In a direct slap at County Executive Lawrence Hogan's labor policies, the Prince George's County Council voted yesterday to move its meetings from the administration building in Upper Marlboro rather than cross picket lines if 1,500 county employes go out on strike as expected next week.
"This was a symbolic show of concern with the status of negotiations between the county executive and the union," said council member Francis Francois. "All of us were concerned about forcing citizens to cross picket lines to attend the meetings."
The council's vote on the union issue was accompained by another legislative swipe at the embattled county executive -- a vote to remove decision-making powers on the county's cable TV franchises from a commission appointed by Hogan.
Hogan's office had no comment on the council actions. Council Chairman Parris Glendening said the near-unanimous votes on the measures reflected a "general concern here today about some of the executive's policies."
The council decided not to cross picket lines for its regular session next Tuesday at the county administration building after discussions were held with officials for the American Federation of State, County and Municipal Employes, a public employe's union that has been trying to negotiate a new contract with the county for the last year.
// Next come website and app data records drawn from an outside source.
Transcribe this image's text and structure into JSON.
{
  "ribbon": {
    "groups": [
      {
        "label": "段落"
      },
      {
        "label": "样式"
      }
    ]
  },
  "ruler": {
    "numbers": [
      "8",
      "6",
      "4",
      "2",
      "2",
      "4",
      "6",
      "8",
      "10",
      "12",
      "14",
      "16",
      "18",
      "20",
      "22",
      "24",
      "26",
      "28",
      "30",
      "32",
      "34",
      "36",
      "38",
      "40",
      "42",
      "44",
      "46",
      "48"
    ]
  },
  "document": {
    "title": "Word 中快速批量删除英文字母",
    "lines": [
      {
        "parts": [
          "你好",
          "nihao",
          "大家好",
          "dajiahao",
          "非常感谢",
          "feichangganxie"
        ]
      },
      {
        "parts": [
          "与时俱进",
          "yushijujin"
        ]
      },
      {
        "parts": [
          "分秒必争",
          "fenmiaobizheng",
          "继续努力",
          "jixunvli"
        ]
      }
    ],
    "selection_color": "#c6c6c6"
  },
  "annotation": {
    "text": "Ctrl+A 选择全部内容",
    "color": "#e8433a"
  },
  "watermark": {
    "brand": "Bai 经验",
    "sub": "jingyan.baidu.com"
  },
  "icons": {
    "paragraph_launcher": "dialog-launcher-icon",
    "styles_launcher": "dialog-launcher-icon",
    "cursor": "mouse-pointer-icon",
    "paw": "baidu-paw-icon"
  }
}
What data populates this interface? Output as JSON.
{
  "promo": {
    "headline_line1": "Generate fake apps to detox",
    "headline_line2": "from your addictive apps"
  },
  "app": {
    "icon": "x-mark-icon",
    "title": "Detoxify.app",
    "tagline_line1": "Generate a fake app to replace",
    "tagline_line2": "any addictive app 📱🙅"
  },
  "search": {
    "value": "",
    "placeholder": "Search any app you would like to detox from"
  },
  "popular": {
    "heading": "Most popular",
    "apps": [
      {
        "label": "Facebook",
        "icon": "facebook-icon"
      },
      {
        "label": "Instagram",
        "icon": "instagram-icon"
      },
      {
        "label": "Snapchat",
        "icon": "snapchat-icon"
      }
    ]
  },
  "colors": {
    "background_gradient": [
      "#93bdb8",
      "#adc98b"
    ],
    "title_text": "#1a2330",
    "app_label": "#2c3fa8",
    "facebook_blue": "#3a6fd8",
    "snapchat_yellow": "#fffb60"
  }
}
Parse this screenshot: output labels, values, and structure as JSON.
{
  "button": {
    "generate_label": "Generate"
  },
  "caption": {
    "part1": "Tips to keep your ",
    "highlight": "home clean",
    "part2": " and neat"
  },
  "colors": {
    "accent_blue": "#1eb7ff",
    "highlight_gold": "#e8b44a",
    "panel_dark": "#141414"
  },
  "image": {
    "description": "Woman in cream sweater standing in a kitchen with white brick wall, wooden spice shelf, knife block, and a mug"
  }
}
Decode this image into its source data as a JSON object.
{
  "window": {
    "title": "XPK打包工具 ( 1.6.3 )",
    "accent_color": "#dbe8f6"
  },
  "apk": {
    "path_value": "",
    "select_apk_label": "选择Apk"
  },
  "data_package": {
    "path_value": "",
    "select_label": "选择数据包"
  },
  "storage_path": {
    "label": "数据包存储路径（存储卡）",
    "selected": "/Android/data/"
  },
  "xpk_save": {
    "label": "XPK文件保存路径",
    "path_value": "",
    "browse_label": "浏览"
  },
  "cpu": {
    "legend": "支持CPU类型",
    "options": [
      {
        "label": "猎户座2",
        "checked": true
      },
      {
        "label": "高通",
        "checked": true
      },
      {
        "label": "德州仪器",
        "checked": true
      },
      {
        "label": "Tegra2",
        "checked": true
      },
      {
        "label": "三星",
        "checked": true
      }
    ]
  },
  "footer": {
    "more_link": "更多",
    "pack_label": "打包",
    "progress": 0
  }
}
Last week, the union notified the county that it intended to strike March 24.
Council members said yesterday that the union has agreed to allow them to enter the county building without problems on other days next week as a result of their decision to conduct next Tuesday's regular public session across town in the school board meeting room.
Council Administrator Samuel Wynkoop Jr. said, "The assumption is that we'll be conducting business as usual after the Tuesday session. But that could change again on Tuesday."
Although council members yesterday hesitated to publicly criticize Hogan's handling of union negotiations that have led to the current strike stance, many of them have said privately that they believe Hogan is forcing a strike because he feels it would be politically popular.
The political aspects of the impending strike came to the fore several weeks ago when Hogan vetoed a tentative agreement reached with the union that provided for a 4.7 percent wage increase. Hogan apparently vetoed the agreement because he feared it would appear that he had capitulated to the union and the council, which had been criticizing his handling of the labor negotiations.
Hogan has continually maintained that he vetoed the agreement because of several minor economic provisions in it.
After Hogan rejected the tentative agreement, which the union membership previously had ratified, the union notified the county that it would strike next Monday unless the contract dispute were resolved.
While Hogan's aides were stunned by the council decision to honor the union's picket lines next Tuesday, they were prepared for the cable television decision and quickly labeled it a product of partisan politics.
Hogan, a Republican, has labeled the cable TV measure, which leaves the franchise award entirely in the hands of the all-Democratic council, the "Winnie Kelly bill'" because he believes it was designed to aid a cable company for which former Democratic county executive Winfield M. Kelly Jr. now works.
Council members yesterday challenged Hogan's assertion and said the cable law was changed only to insure that all applications for the lucrative cable franchise had a chance to be considered by the council before it selected one. Until yesterday's vote, the Hogan-appointed commission selected one or two cable firms, then forwarded only those names to the council for approval.
"I think there was a fear, based on the last year-and-a-half [of Hogan's tenure as county executive] that the commission could be swayed by outside political influences for or against somebody," said one council member.
The council has been wary of recommendations for contracts sent to them by Hogan's office since last summer. At that time the executive and council members fought bitterly when the council openly questioned Hogan's ethical conduct after he approved a loan for a firm represented by his wife and endorsed a sludge site owned by a former client and business associate.
When the cable issue came up several months ago, council members voiced concern that any commission appointed by Hogan might vote in favor of a cable group headed by two longtime associates of Hogan, and against their political ally; Kelly.
Hogan and the commission members have maintained that any evaluation of the cable companies would be done objectively.